No, really.

And this was when the real fun began.  For starters, I was the first to the hotel, and Brandon was the second, so I had him to myself for about 5 minutes.  We chatted about... well, mostly about Dan Wells--who is another favorite author of mine that I discovered through the Writing Excuses podcast--while Brandon checked out some of his fan gifts.

Once enough players arrived, the games began.  There were two games--both were everybody-against-Brandon in a Magic variant called "Archenemy" and the players got solidly trounced in the first game by Brandon's "Cthulhu To The Face" deck.  Amid the spell-casting there was more discussion, less the form of a Q&A and more of friendly chatter.  To a certain point--at the end of the day we were all rabid fans hanging on every word of one of our idols.

The second game went better--Evan brought several decks and a few more of us joined the game.  The spoils of our victory were a code for The Great Hunt--a viral-type game leading up to the next Wheel of Time release.  As well we got more stuff signed.  And more pictures.

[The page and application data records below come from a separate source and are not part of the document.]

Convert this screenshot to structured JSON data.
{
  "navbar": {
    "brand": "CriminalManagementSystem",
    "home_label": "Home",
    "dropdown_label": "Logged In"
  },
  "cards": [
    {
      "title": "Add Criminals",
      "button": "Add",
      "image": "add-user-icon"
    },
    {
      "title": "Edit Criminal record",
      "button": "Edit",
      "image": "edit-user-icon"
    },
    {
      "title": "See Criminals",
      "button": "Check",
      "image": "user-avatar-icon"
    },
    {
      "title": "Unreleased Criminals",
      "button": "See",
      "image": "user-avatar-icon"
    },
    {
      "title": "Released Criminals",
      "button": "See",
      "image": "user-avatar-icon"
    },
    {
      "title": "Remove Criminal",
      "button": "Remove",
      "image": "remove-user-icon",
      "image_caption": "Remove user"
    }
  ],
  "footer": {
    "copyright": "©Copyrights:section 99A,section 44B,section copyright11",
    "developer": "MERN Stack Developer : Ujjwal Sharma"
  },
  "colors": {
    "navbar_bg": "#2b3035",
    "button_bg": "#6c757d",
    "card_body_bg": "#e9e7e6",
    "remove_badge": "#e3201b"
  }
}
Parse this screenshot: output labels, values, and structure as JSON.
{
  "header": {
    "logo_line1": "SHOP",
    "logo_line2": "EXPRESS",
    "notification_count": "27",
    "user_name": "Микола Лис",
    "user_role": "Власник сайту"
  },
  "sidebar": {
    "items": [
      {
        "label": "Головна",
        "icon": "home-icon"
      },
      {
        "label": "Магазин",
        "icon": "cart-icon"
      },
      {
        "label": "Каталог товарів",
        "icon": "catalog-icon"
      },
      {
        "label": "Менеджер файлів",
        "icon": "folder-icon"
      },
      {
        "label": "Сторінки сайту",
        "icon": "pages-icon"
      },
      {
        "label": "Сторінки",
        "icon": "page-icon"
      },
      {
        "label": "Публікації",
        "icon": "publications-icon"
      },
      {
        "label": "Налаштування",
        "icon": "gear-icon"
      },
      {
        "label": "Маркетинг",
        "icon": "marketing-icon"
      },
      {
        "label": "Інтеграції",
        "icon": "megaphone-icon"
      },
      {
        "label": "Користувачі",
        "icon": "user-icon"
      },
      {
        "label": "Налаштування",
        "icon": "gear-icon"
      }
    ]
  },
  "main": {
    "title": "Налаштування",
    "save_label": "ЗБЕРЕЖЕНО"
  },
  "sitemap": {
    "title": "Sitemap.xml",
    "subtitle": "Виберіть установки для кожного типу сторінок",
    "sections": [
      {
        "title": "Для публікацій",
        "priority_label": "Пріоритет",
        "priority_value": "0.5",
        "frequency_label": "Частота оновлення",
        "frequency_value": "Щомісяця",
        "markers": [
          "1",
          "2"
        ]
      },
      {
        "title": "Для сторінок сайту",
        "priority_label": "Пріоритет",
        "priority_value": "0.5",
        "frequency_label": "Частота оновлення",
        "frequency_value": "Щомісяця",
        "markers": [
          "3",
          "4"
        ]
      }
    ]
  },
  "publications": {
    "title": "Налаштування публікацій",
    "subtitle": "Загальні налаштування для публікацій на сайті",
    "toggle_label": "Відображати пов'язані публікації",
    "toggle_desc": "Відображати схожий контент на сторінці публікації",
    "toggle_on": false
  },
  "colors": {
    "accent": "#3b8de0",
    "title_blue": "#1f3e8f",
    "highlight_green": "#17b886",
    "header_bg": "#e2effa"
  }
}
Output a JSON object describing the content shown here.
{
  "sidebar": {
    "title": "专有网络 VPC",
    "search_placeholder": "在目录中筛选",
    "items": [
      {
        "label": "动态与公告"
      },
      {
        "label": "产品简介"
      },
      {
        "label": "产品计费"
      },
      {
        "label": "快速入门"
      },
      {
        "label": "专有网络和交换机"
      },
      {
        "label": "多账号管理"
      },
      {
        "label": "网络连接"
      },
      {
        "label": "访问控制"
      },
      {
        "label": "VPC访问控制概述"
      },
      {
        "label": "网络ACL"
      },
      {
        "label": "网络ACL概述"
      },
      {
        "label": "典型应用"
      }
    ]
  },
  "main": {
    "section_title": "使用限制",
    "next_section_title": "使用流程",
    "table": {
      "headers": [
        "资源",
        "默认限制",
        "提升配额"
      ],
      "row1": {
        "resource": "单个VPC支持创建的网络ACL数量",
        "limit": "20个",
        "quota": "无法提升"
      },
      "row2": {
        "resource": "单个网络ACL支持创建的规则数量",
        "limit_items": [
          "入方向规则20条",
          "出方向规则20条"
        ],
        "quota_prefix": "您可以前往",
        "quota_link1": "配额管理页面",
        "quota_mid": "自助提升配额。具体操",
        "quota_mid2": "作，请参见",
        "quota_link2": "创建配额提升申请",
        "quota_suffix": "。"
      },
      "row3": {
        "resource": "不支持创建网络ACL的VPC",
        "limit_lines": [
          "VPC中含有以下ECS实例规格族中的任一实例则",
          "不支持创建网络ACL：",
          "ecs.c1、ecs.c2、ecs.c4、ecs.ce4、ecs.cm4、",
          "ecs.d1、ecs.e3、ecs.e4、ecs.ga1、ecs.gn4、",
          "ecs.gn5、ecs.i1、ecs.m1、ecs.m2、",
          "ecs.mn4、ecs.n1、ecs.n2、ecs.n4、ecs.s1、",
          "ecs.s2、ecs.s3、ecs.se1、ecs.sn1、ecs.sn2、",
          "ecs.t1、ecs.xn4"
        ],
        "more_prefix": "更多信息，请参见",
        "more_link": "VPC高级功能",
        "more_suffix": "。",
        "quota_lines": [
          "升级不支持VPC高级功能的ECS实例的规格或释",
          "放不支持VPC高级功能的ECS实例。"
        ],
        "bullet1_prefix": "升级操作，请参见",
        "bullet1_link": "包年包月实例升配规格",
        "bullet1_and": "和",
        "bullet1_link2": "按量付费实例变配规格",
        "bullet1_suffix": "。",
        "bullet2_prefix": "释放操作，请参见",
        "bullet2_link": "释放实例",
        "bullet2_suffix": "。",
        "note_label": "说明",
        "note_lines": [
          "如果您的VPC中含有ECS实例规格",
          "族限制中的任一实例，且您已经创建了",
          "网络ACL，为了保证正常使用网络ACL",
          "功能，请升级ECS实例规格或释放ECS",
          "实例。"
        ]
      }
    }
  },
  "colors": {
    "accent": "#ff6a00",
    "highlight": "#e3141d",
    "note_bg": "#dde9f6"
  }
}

I've had the pleasure of meeting several mid-to-low-tier celebrities: Jonathan Coulton, Vienna Teng, Jason Webley, even Max Lucado once (although at the time I didn't have any idea who he was).  They're all super-polite and gracious and friendly, but being invited to hang out with ("hang out" here meaning "geek out over nerd games") someone you can normally only admire from a distance was a singularly thrilling experience.

It was one of the most fun evenings I've had in a while, and one of the most interesting for a while to come.

]{p